§ **Problem**
Retype every entry below without altering anything.

§ **Provided records**

+---+

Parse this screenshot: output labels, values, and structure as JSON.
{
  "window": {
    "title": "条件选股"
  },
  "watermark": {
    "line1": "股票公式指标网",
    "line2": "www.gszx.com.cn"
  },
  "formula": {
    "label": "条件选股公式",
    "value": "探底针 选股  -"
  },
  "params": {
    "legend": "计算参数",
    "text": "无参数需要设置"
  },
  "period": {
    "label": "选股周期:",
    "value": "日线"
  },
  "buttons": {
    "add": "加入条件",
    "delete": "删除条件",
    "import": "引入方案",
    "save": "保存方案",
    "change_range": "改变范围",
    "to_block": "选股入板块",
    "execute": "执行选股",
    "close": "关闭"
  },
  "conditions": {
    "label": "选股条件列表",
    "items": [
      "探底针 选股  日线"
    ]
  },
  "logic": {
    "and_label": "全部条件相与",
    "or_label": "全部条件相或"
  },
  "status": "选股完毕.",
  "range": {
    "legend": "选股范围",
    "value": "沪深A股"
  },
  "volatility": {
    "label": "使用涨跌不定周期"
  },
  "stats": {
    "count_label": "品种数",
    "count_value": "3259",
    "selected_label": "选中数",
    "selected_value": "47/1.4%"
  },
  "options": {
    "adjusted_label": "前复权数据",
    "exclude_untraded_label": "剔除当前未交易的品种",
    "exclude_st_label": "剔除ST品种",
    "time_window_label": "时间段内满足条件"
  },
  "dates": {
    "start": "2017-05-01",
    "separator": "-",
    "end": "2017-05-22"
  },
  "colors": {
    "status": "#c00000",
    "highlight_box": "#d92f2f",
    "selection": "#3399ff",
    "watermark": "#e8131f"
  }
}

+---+

§ **Task solution**
Parse this screenshot: output labels, values, and structure as JSON.
{
  "window": {
    "title": "条件选股"
  },
  "watermark": {
    "line1": "股票公式指标网",
    "line2": "www.gszx.com.cn"
  },
  "formula": {
    "label": "条件选股公式",
    "value": "探底针 选股  -"
  },
  "params": {
    "legend": "计算参数",
    "text": "无参数需要设置"
  },
  "period": {
    "label": "选股周期:",
    "value": "日线"
  },
  "buttons": {
    "add": "加入条件",
    "delete": "删除条件",
    "import": "引入方案",
    "save": "保存方案",
    "change_range": "改变范围",
    "to_block": "选股入板块",
    "execute": "执行选股",
    "close": "关闭"
  },
  "conditions": {
    "label": "选股条件列表",
    "items": [
      "探底针 选股  日线"
    ]
  },
  "logic": {
    "and_label": "全部条件相与",
    "or_label": "全部条件相或"
  },
  "status": "选股完毕.",
  "range": {
    "legend": "选股范围",
    "value": "沪深A股"
  },
  "volatility": {
    "label": "使用涨跌不定周期"
  },
  "stats": {
    "count_label": "品种数",
    "count_value": "3259",
    "selected_label": "选中数",
    "selected_value": "47/1.4%"
  },
  "options": {
    "adjusted_label": "前复权数据",
    "exclude_untraded_label": "剔除当前未交易的品种",
    "exclude_st_label": "剔除ST品种",
    "time_window_label": "时间段内满足条件"
  },
  "dates": {
    "start": "2017-05-01",
    "separator": "-",
    "end": "2017-05-22"
  },
  "colors": {
    "status": "#c00000",
    "highlight_box": "#d92f2f",
    "selection": "#3399ff",
    "watermark": "#e8131f"
  }
}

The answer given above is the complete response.